> _Exercise goal_
Every line in the data below that includes "cover" belongs in the answer, copied as it stands.

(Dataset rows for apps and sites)
+===+
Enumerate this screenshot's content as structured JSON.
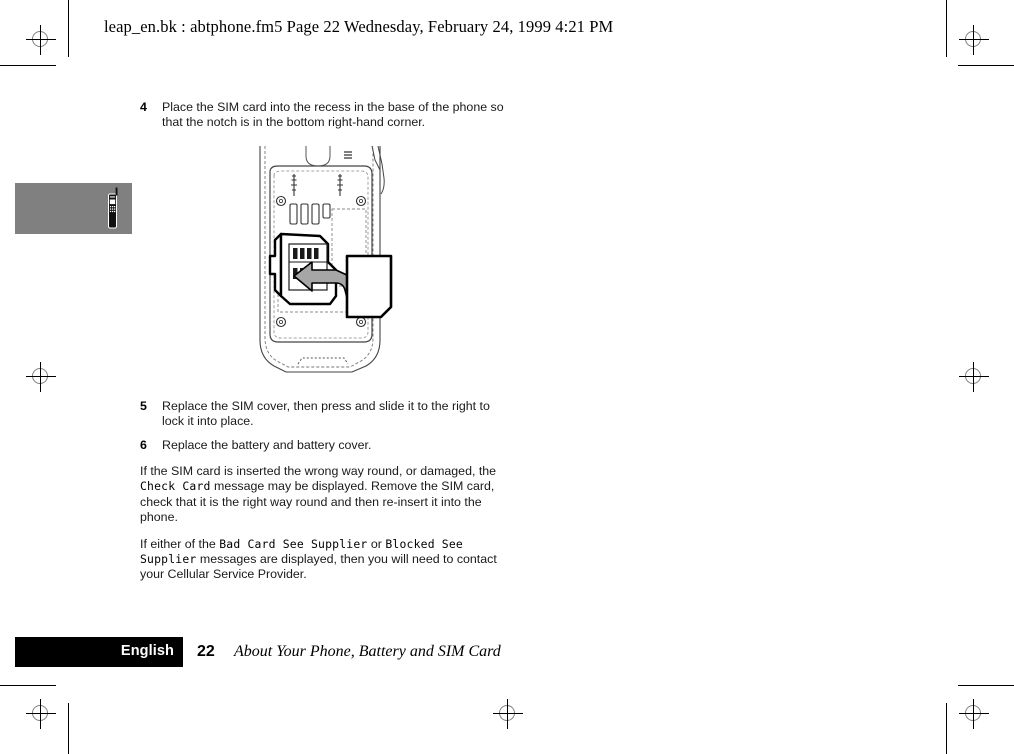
{
  "page": {
    "running_header": "leap_en.bk : abtphone.fm5  Page 22  Wednesday, February 24, 1999  4:21 PM",
    "background_color": "#ffffff"
  },
  "thumb_tab": {
    "icon": "mobile-phone-icon",
    "background_color": "#808080"
  },
  "steps": [
    {
      "number": "4",
      "text": "Place the SIM card into the recess in the base of the phone so that the notch is in the bottom right-hand corner."
    },
    {
      "number": "5",
      "text": "Replace the SIM cover, then press and slide it to the right to lock it into place."
    },
    {
      "number": "6",
      "text": "Replace the battery and battery cover."
    }
  ],
  "paragraphs": [
    {
      "segments": [
        {
          "style": "normal",
          "text": "If the SIM card is inserted the wrong way round, or damaged, the "
        },
        {
          "style": "lcd",
          "text": "Check Card"
        },
        {
          "style": "normal",
          "text": "  message may be displayed. Remove the SIM card, check that it is the right way round and then re-insert it into the phone."
        }
      ]
    },
    {
      "segments": [
        {
          "style": "normal",
          "text": "If either of the "
        },
        {
          "style": "lcd",
          "text": "Bad Card See Supplier"
        },
        {
          "style": "normal",
          "text": " or "
        },
        {
          "style": "lcd",
          "text": "Blocked See Supplier"
        },
        {
          "style": "normal",
          "text": " messages are displayed, then you will need to contact your Cellular Service Provider."
        }
      ]
    }
  ],
  "figure": {
    "name": "phone-sim-slot-diagram",
    "caption_none": "",
    "arrow_color": "#999999",
    "line_color": "#000000"
  },
  "footer": {
    "language": "English",
    "page_number": "22",
    "section_title": "About Your Phone, Battery and SIM Card",
    "bar_color": "#000000"
  },
  "marks": {
    "registration": "registration-crosshair",
    "crop": "crop-rule"
  }
}
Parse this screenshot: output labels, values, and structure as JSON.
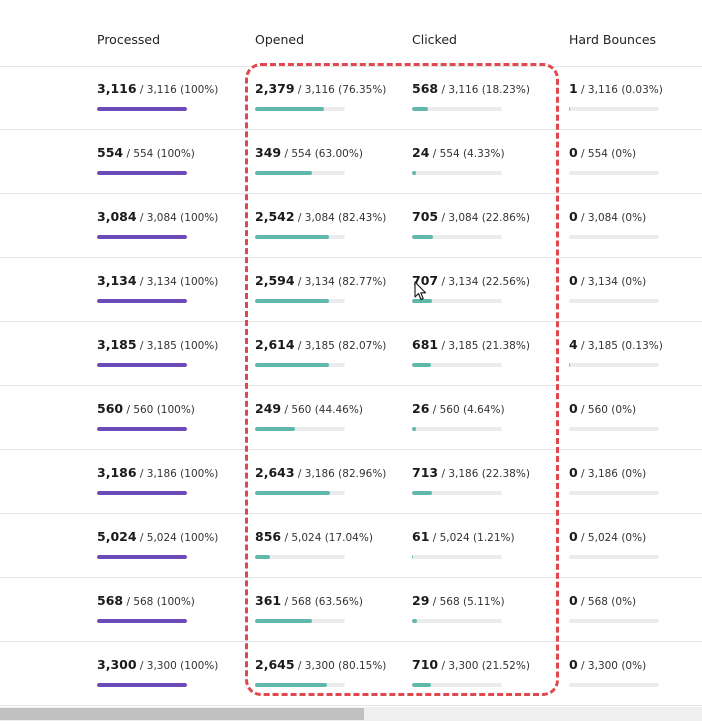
{
  "columns": [
    "Processed",
    "Opened",
    "Clicked",
    "Hard Bounces"
  ],
  "rows": [
    {
      "processed": {
        "count": "3,116",
        "detail": "/ 3,116 (100%)",
        "fraction": 1.0
      },
      "opened": {
        "count": "2,379",
        "detail": "/ 3,116 (76.35%)",
        "fraction": 0.7635
      },
      "clicked": {
        "count": "568",
        "detail": "/ 3,116 (18.23%)",
        "fraction": 0.1823
      },
      "hard_bounces": {
        "count": "1",
        "detail": "/ 3,116 (0.03%)",
        "fraction": 0.0003
      }
    },
    {
      "processed": {
        "count": "554",
        "detail": "/ 554 (100%)",
        "fraction": 1.0
      },
      "opened": {
        "count": "349",
        "detail": "/ 554 (63.00%)",
        "fraction": 0.63
      },
      "clicked": {
        "count": "24",
        "detail": "/ 554 (4.33%)",
        "fraction": 0.0433
      },
      "hard_bounces": {
        "count": "0",
        "detail": "/ 554 (0%)",
        "fraction": 0
      }
    },
    {
      "processed": {
        "count": "3,084",
        "detail": "/ 3,084 (100%)",
        "fraction": 1.0
      },
      "opened": {
        "count": "2,542",
        "detail": "/ 3,084 (82.43%)",
        "fraction": 0.8243
      },
      "clicked": {
        "count": "705",
        "detail": "/ 3,084 (22.86%)",
        "fraction": 0.2286
      },
      "hard_bounces": {
        "count": "0",
        "detail": "/ 3,084 (0%)",
        "fraction": 0
      }
    },
    {
      "processed": {
        "count": "3,134",
        "detail": "/ 3,134 (100%)",
        "fraction": 1.0
      },
      "opened": {
        "count": "2,594",
        "detail": "/ 3,134 (82.77%)",
        "fraction": 0.8277
      },
      "clicked": {
        "count": "707",
        "detail": "/ 3,134 (22.56%)",
        "fraction": 0.2256
      },
      "hard_bounces": {
        "count": "0",
        "detail": "/ 3,134 (0%)",
        "fraction": 0
      }
    },
    {
      "processed": {
        "count": "3,185",
        "detail": "/ 3,185 (100%)",
        "fraction": 1.0
      },
      "opened": {
        "count": "2,614",
        "detail": "/ 3,185 (82.07%)",
        "fraction": 0.8207
      },
      "clicked": {
        "count": "681",
        "detail": "/ 3,185 (21.38%)",
        "fraction": 0.2138
      },
      "hard_bounces": {
        "count": "4",
        "detail": "/ 3,185 (0.13%)",
        "fraction": 0.0013
      }
    },
    {
      "processed": {
        "count": "560",
        "detail": "/ 560 (100%)",
        "fraction": 1.0
      },
      "opened": {
        "count": "249",
        "detail": "/ 560 (44.46%)",
        "fraction": 0.4446
      },
      "clicked": {
        "count": "26",
        "detail": "/ 560 (4.64%)",
        "fraction": 0.0464
      },
      "hard_bounces": {
        "count": "0",
        "detail": "/ 560 (0%)",
        "fraction": 0
      }
    },
    {
      "processed": {
        "count": "3,186",
        "detail": "/ 3,186 (100%)",
        "fraction": 1.0
      },
      "opened": {
        "count": "2,643",
        "detail": "/ 3,186 (82.96%)",
        "fraction": 0.8296
      },
      "clicked": {
        "count": "713",
        "detail": "/ 3,186 (22.38%)",
        "fraction": 0.2238
      },
      "hard_bounces": {
        "count": "0",
        "detail": "/ 3,186 (0%)",
        "fraction": 0
      }
    },
    {
      "processed": {
        "count": "5,024",
        "detail": "/ 5,024 (100%)",
        "fraction": 1.0
      },
      "opened": {
        "count": "856",
        "detail": "/ 5,024 (17.04%)",
        "fraction": 0.1704
      },
      "clicked": {
        "count": "61",
        "detail": "/ 5,024 (1.21%)",
        "fraction": 0.0121
      },
      "hard_bounces": {
        "count": "0",
        "detail": "/ 5,024 (0%)",
        "fraction": 0
      }
    },
    {
      "processed": {
        "count": "568",
        "detail": "/ 568 (100%)",
        "fraction": 1.0
      },
      "opened": {
        "count": "361",
        "detail": "/ 568 (63.56%)",
        "fraction": 0.6356
      },
      "clicked": {
        "count": "29",
        "detail": "/ 568 (5.11%)",
        "fraction": 0.0511
      },
      "hard_bounces": {
        "count": "0",
        "detail": "/ 568 (0%)",
        "fraction": 0
      }
    },
    {
      "processed": {
        "count": "3,300",
        "detail": "/ 3,300 (100%)",
        "fraction": 1.0
      },
      "opened": {
        "count": "2,645",
        "detail": "/ 3,300 (80.15%)",
        "fraction": 0.8015
      },
      "clicked": {
        "count": "710",
        "detail": "/ 3,300 (21.52%)",
        "fraction": 0.2152
      },
      "hard_bounces": {
        "count": "0",
        "detail": "/ 3,300 (0%)",
        "fraction": 0
      }
    }
  ],
  "colors": {
    "processed_bar": "#6c4bb6",
    "rate_bar": "#5fb8ab",
    "highlight": "#e0484d"
  },
  "icons": {
    "cursor": "mouse-pointer-icon"
  }
}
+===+
> _Response_
      "text": "Replace the SIM cover, then press and slide it to the right to lock it into place."
      "text": "Replace the battery and battery cover."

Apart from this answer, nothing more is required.